MOTIVATING EMPLOYEES can sometimes be an uphill battle, especially if you employ people from the younger generations (not always), or if the work you’re having your employees do is boring, monotonous, or otherwise unpleasant. It’s human nature to avoid the unpleasant so as their boss, it’s up to you to motivate them into performing well.

Punctuality can be a really frustrating thing for employers. If you live in an area that has troublesome traffic conditions or bad weather for several months of the year, it can be hard or may seem a little harsh to harp on your employees about showing up to work exactly on time. Look at it this way, though: did you get to work on time? If you can, why can’t they? If five employees show up ten minutes late, five days a week, if they each make $15 per hour, you’ve just paid out $63 for literally nothing. $63 doesn’t seem like a lot, but that’s $250 per month, or $3,000 per year; and that’s just for five people, ten minutes late!

The moral: either they can learn to get there early, or other arrangements should be made. Why should you pay out-of-pocket for your employees’ punctuality failures, especially when you managed to get there on time, yourself? The reality is that it’s not so much about the money as it is about the attitude. While money is important, if you allow your employees to cut corners one way, they’re going to think it’s okay to do it all the time. I can assure you that if you want to stay in business in this economy, that’s not the type of environment you want to foster, especially on your dime. Below are a few ideas to get the most out of your employees while they’re at the office.    

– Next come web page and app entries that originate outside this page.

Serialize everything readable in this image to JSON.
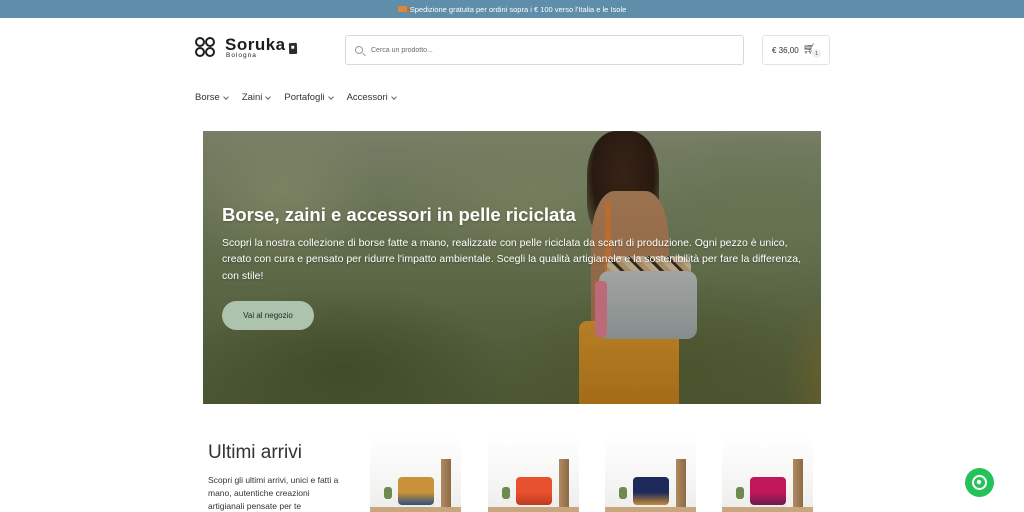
{
  "topbar": {
    "text": "Spedizione gratuita per ordini sopra i € 100 verso l'Italia e le Isole",
    "icon": "truck-icon"
  },
  "logo": {
    "name": "Soruka",
    "subtitle": "Bologna"
  },
  "search": {
    "placeholder": "Cerca un prodotto..."
  },
  "cart": {
    "total": "€ 36,00",
    "count": "1"
  },
  "nav": {
    "items": [
      {
        "label": "Borse"
      },
      {
        "label": "Zaini"
      },
      {
        "label": "Portafogli"
      },
      {
        "label": "Accessori"
      }
    ]
  },
  "hero": {
    "title": "Borse, zaini e accessori in pelle riciclata",
    "description": "Scopri la nostra collezione di borse fatte a mano, realizzate con pelle riciclata da scarti di produzione. Ogni pezzo è unico, creato con cura e pensato per ridurre l'impatto ambientale. Scegli la qualità artigianale e la sostenibilità per fare la differenza, con stile!",
    "button": "Vai al negozio"
  },
  "arrivals": {
    "title": "Ultimi arrivi",
    "text": "Scopri gli ultimi arrivi, unici e fatti a mano, autentiche creazioni artigianali pensate per te"
  },
  "products": [
    {
      "color": "#c8913a",
      "accent": "#2f4f7a"
    },
    {
      "color": "#e8502e",
      "accent": "#bf3b22"
    },
    {
      "color": "#1e2a5a",
      "accent": "#c48a3a"
    },
    {
      "color": "#c2185b",
      "accent": "#6a1b4d"
    }
  ],
  "colors": {
    "topbar": "#5f8eaa",
    "hero_button": "#aec3ad",
    "whatsapp": "#25c25a"
  }
}
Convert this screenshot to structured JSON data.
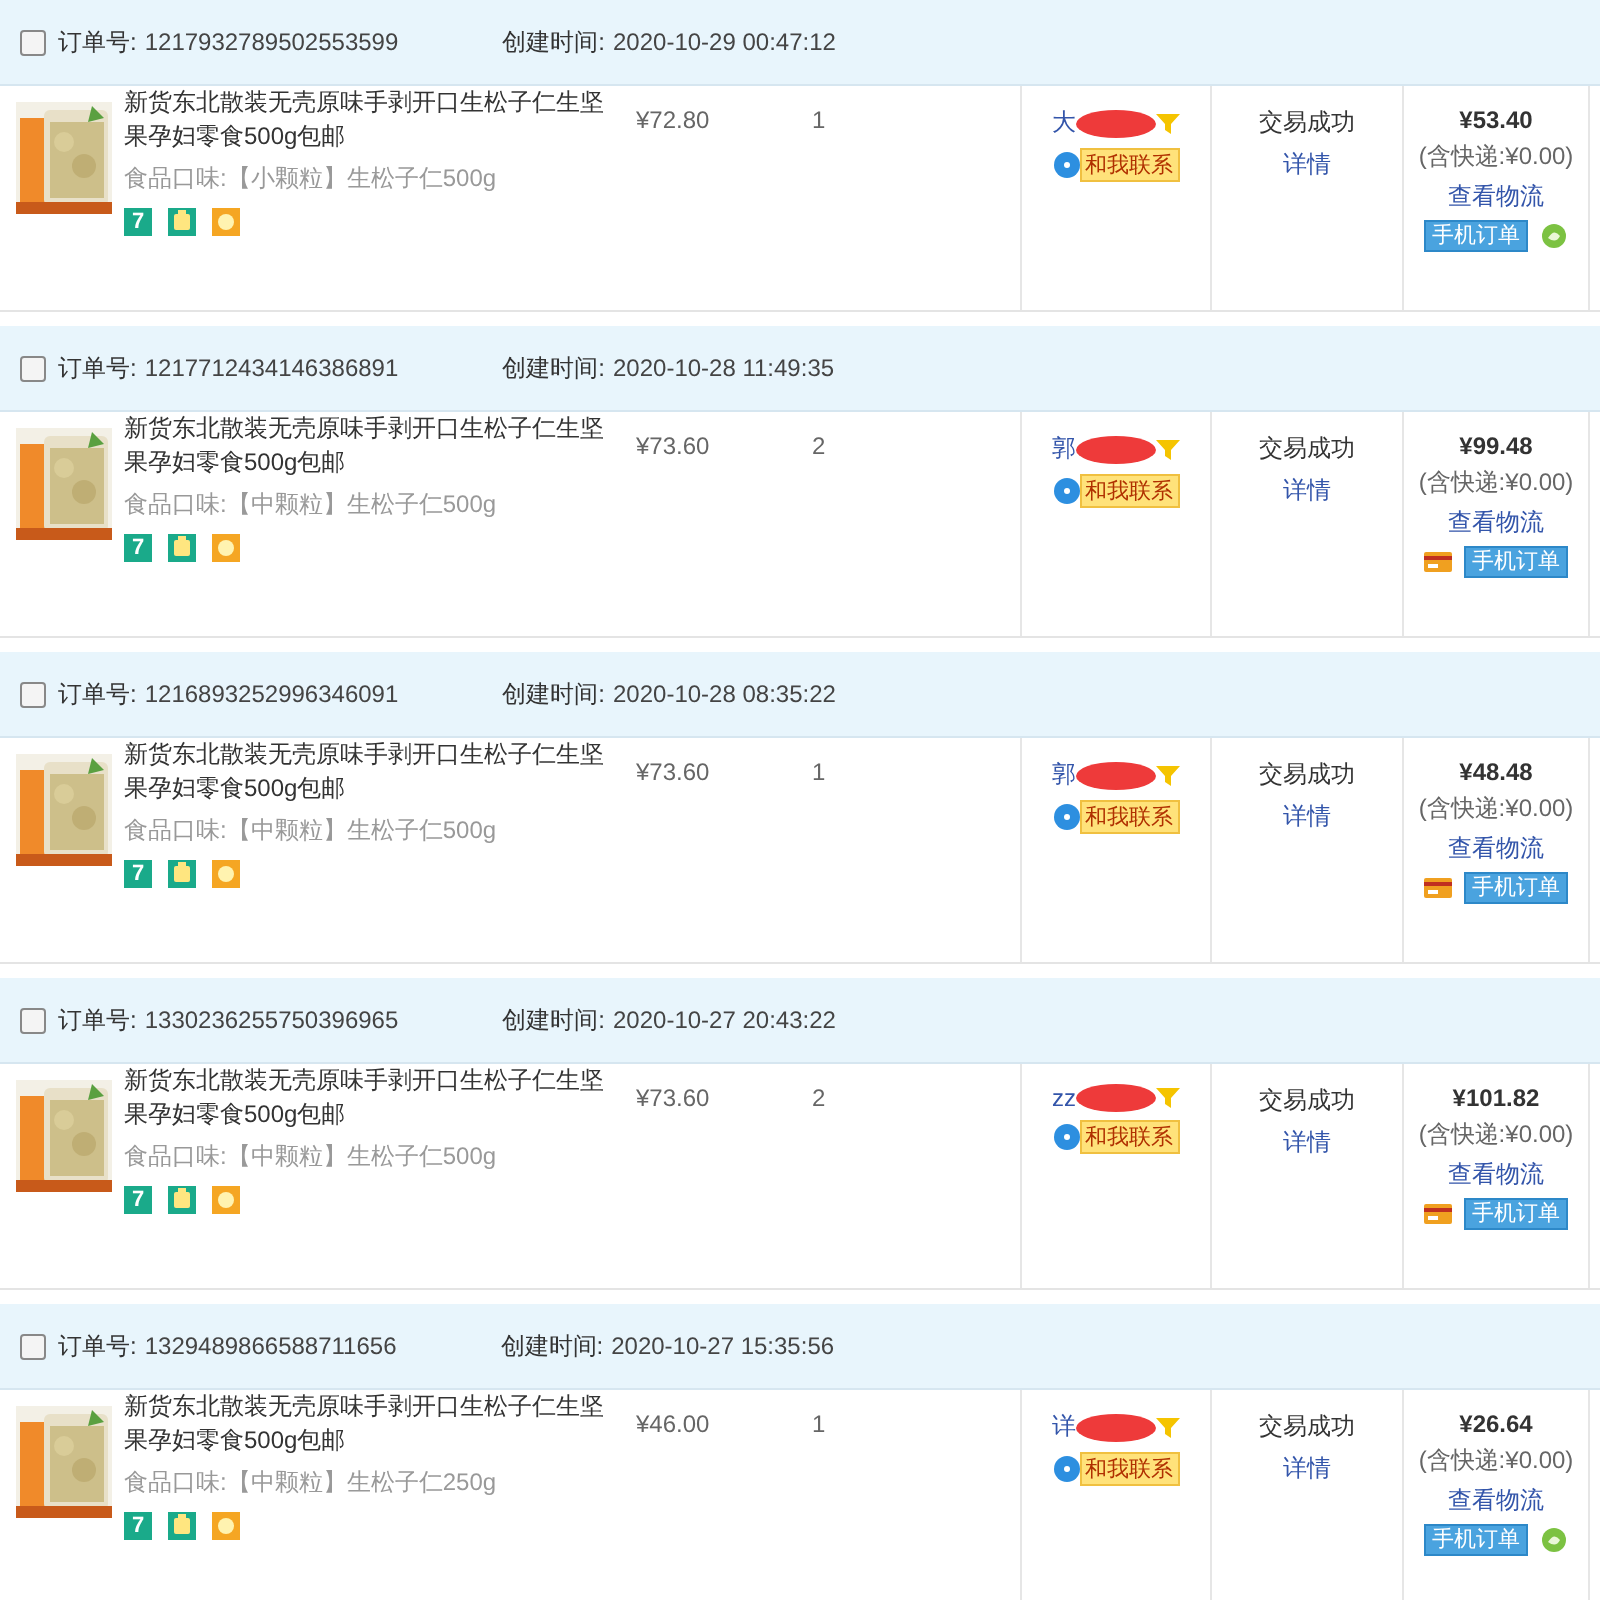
{
  "orders": [
    {
      "checked": false,
      "order_label": "订单号:",
      "order_no": "1217932789502553599",
      "created_label": "创建时间:",
      "created": "2020-10-29 00:47:12",
      "title": "新货东北散装无壳原味手剥开口生松子仁生坚果孕妇零食500g包邮",
      "price": "¥72.80",
      "qty": "1",
      "flavor_label": "食品口味:",
      "spec": "【小颗粒】生松子仁500g",
      "services": [
        {
          "kind": "seven",
          "label": "7"
        },
        {
          "kind": "guarantee"
        },
        {
          "kind": "sun"
        }
      ],
      "buyer": "大",
      "contact": "和我联系",
      "status": "交易成功",
      "detail": "详情",
      "total": "¥53.40",
      "shipping": "(含快递:¥0.00)",
      "logistics": "查看物流",
      "tags": [
        {
          "kind": "mobile",
          "label": "手机订单"
        },
        {
          "kind": "swirl"
        }
      ]
    },
    {
      "checked": false,
      "order_label": "订单号:",
      "order_no": "1217712434146386891",
      "created_label": "创建时间:",
      "created": "2020-10-28 11:49:35",
      "title": "新货东北散装无壳原味手剥开口生松子仁生坚果孕妇零食500g包邮",
      "price": "¥73.60",
      "qty": "2",
      "flavor_label": "食品口味:",
      "spec": "【中颗粒】生松子仁500g",
      "services": [
        {
          "kind": "seven",
          "label": "7"
        },
        {
          "kind": "guarantee"
        },
        {
          "kind": "sun"
        }
      ],
      "buyer": "郭",
      "contact": "和我联系",
      "status": "交易成功",
      "detail": "详情",
      "total": "¥99.48",
      "shipping": "(含快递:¥0.00)",
      "logistics": "查看物流",
      "tags": [
        {
          "kind": "card"
        },
        {
          "kind": "mobile",
          "label": "手机订单"
        }
      ]
    },
    {
      "checked": false,
      "order_label": "订单号:",
      "order_no": "1216893252996346091",
      "created_label": "创建时间:",
      "created": "2020-10-28 08:35:22",
      "title": "新货东北散装无壳原味手剥开口生松子仁生坚果孕妇零食500g包邮",
      "price": "¥73.60",
      "qty": "1",
      "flavor_label": "食品口味:",
      "spec": "【中颗粒】生松子仁500g",
      "services": [
        {
          "kind": "seven",
          "label": "7"
        },
        {
          "kind": "guarantee"
        },
        {
          "kind": "sun"
        }
      ],
      "buyer": "郭",
      "contact": "和我联系",
      "status": "交易成功",
      "detail": "详情",
      "total": "¥48.48",
      "shipping": "(含快递:¥0.00)",
      "logistics": "查看物流",
      "tags": [
        {
          "kind": "card"
        },
        {
          "kind": "mobile",
          "label": "手机订单"
        }
      ]
    },
    {
      "checked": false,
      "order_label": "订单号:",
      "order_no": "1330236255750396965",
      "created_label": "创建时间:",
      "created": "2020-10-27 20:43:22",
      "title": "新货东北散装无壳原味手剥开口生松子仁生坚果孕妇零食500g包邮",
      "price": "¥73.60",
      "qty": "2",
      "flavor_label": "食品口味:",
      "spec": "【中颗粒】生松子仁500g",
      "services": [
        {
          "kind": "seven",
          "label": "7"
        },
        {
          "kind": "guarantee"
        },
        {
          "kind": "sun"
        }
      ],
      "buyer": "zz",
      "contact": "和我联系",
      "status": "交易成功",
      "detail": "详情",
      "total": "¥101.82",
      "shipping": "(含快递:¥0.00)",
      "logistics": "查看物流",
      "tags": [
        {
          "kind": "card"
        },
        {
          "kind": "mobile",
          "label": "手机订单"
        }
      ]
    },
    {
      "checked": false,
      "order_label": "订单号:",
      "order_no": "1329489866588711656",
      "created_label": "创建时间:",
      "created": "2020-10-27 15:35:56",
      "title": "新货东北散装无壳原味手剥开口生松子仁生坚果孕妇零食500g包邮",
      "price": "¥46.00",
      "qty": "1",
      "flavor_label": "食品口味:",
      "spec": "【中颗粒】生松子仁250g",
      "services": [
        {
          "kind": "seven",
          "label": "7"
        },
        {
          "kind": "guarantee"
        },
        {
          "kind": "sun"
        }
      ],
      "buyer": "详",
      "contact": "和我联系",
      "status": "交易成功",
      "detail": "详情",
      "total": "¥26.64",
      "shipping": "(含快递:¥0.00)",
      "logistics": "查看物流",
      "tags": [
        {
          "kind": "mobile",
          "label": "手机订单"
        },
        {
          "kind": "swirl"
        }
      ]
    }
  ]
}
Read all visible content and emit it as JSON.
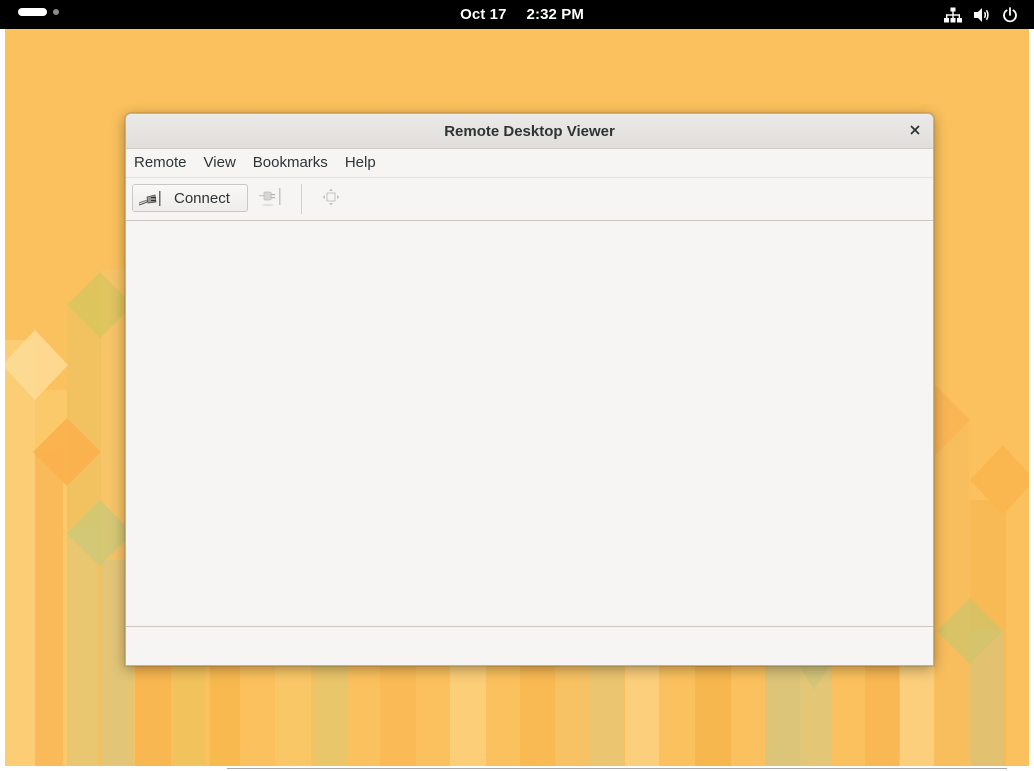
{
  "topbar": {
    "date": "Oct 17",
    "time": "2:32 PM",
    "status_icons": [
      "network-wired-icon",
      "volume-icon",
      "power-icon"
    ]
  },
  "window": {
    "title": "Remote Desktop Viewer",
    "close_icon": "close-icon",
    "menu": [
      {
        "label": "Remote"
      },
      {
        "label": "View"
      },
      {
        "label": "Bookmarks"
      },
      {
        "label": "Help"
      }
    ],
    "toolbar": {
      "connect_label": "Connect",
      "connect_icon": "connect-plug-icon",
      "disconnect_icon": "disconnect-plug-icon",
      "disconnect_enabled": false,
      "fullscreen_icon": "fullscreen-move-icon",
      "fullscreen_enabled": false
    }
  },
  "colors": {
    "desktop_background": "#fbc15e",
    "topbar": "#000000",
    "window_background": "#f6f5f4",
    "text": "#2e3436"
  }
}
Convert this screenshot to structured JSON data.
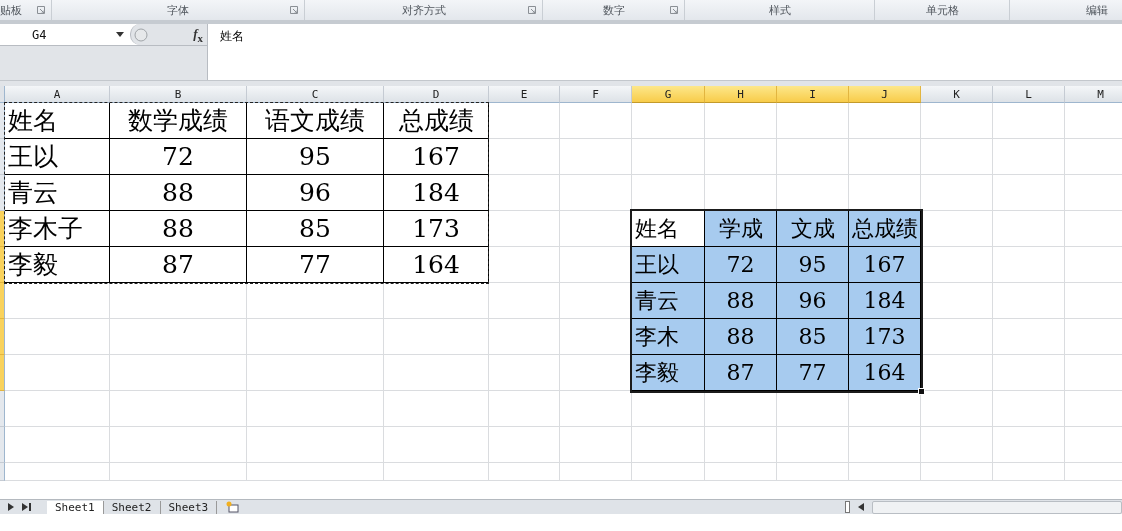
{
  "ribbon_groups": [
    {
      "label": "贴板",
      "launcher": true
    },
    {
      "label": "字体",
      "launcher": true
    },
    {
      "label": "对齐方式",
      "launcher": true
    },
    {
      "label": "数字",
      "launcher": true
    },
    {
      "label": "样式",
      "launcher": false
    },
    {
      "label": "单元格",
      "launcher": false
    },
    {
      "label": "编辑",
      "launcher": false
    }
  ],
  "name_box": {
    "value": "G4"
  },
  "formula_bar": {
    "function_button": "*f*$_{x}$",
    "value": "姓名"
  },
  "columns": [
    {
      "label": "A",
      "selected": false
    },
    {
      "label": "B",
      "selected": false
    },
    {
      "label": "C",
      "selected": false
    },
    {
      "label": "D",
      "selected": false
    },
    {
      "label": "E",
      "selected": false
    },
    {
      "label": "F",
      "selected": false
    },
    {
      "label": "G",
      "selected": true
    },
    {
      "label": "H",
      "selected": true
    },
    {
      "label": "I",
      "selected": true
    },
    {
      "label": "J",
      "selected": true
    },
    {
      "label": "K",
      "selected": false
    },
    {
      "label": "L",
      "selected": false
    },
    {
      "label": "M",
      "selected": false
    }
  ],
  "row_headers": [
    {
      "selected": false
    },
    {
      "selected": false
    },
    {
      "selected": false
    },
    {
      "selected": true
    },
    {
      "selected": true
    },
    {
      "selected": true
    },
    {
      "selected": true
    },
    {
      "selected": true
    },
    {
      "selected": false
    },
    {
      "selected": false
    },
    {
      "selected": false
    }
  ],
  "copied_table": {
    "marquee": true,
    "rows": [
      [
        "姓名",
        "数学成绩",
        "语文成绩",
        "总成绩"
      ],
      [
        "王以",
        "72",
        "95",
        "167"
      ],
      [
        "青云",
        "88",
        "96",
        "184"
      ],
      [
        "李木子",
        "88",
        "85",
        "173"
      ],
      [
        "李毅",
        "87",
        "77",
        "164"
      ]
    ]
  },
  "pasted_table": {
    "highlighted": true,
    "rows": [
      [
        "姓名",
        "学成",
        "文成",
        "总成绩"
      ],
      [
        "王以",
        "72",
        "95",
        "167"
      ],
      [
        "青云",
        "88",
        "96",
        "184"
      ],
      [
        "李木",
        "88",
        "85",
        "173"
      ],
      [
        "李毅",
        "87",
        "77",
        "164"
      ]
    ]
  },
  "sheet_tabs": [
    {
      "label": "Sheet1",
      "selected": true
    },
    {
      "label": "Sheet2",
      "selected": false
    },
    {
      "label": "Sheet3",
      "selected": false
    }
  ]
}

Encourage 10-minute breaks: The key here isn’t in the number of minutes. Five or fifteen minutes does the job, too. This idea might seem contradictory to what I just said about punctuality, but another performance motivator to take into consideration is boredom and fatigue. A quick stretch or allocated time to refill a coffee cup or chat with coworkers will work wonders on your employees’ focus and productivity for the remaining time they’re at work. Remember, you control their hours and pay scale, so adjust both of those facets so that the company doesn’t lose money from this. Six ten minute breaks per day easily equates to an hour, which easily equates to paid time.  

Another option is a simple punch clock. Pay them for the exact time that they are actually working. This might seem old fashioned, but the concept still holds true, today. Tell your employees that it benefits them because they will be fairly compensated for the ‘hard work” that they put in. Can’t really argue with that from either direction.

Block non work-related sites during work hours: This will benefit you in multiple ways. For one, it will keep your employees off of Facebook and while they are supposed to be working, but it will also free up all the bandwidth they are eating up, thus causing everyone else who is using the Internet for work to be more productive. This action can be accomplished through a simple adjustment to your network’s firewall settings.

Think outside the job description: Sometimes, all anyone needs to jump-start their performance is a tasking adjustment. As a boss, no one expects you to play the cup game with your employees’ tasks, but getting creative and playing off of your employees’ talents could pay off dividends for you. Here’s where knowing your employees personally really pays off.

Don’t be afraid to reward positive performance (especially if you’re already paying for the opposite): Occasionally, employers are hesitant to reward positive performance because they don’t want to be accused of favoritism or prejudicial activity. Here’s what I have to say about that: if you have an employee who is setting an example and going above and beyond and having a positive impact on the organization, I think that by not rewarding them, you are setting a bad example. Don’t be afraid of giving credit where credit is due; if an inquiry results, use your rewarded employees’ positive performance as tangible evidence. Just ensure that if you reward one employee for their performance, that you equally reward everyone who executes a commensurate performance.

Set a good example, yourself: Remember that as the employer, you are essentially responsible for everything your organization does or fails to do. While your employees work for you, it’s hard to argue negative performance when you don’t perform yourself. Your employees look up to you and if you choose to play an inactive role, well, that’s on you. I can tell you from experience that if you have an office at your company and seldom use it, your employees won’t respond well to it. If you feel like you’ve done your time at the helm and want to take a more inactive role, that’s fine, just ensure that someone is there running the show and monitoring performance.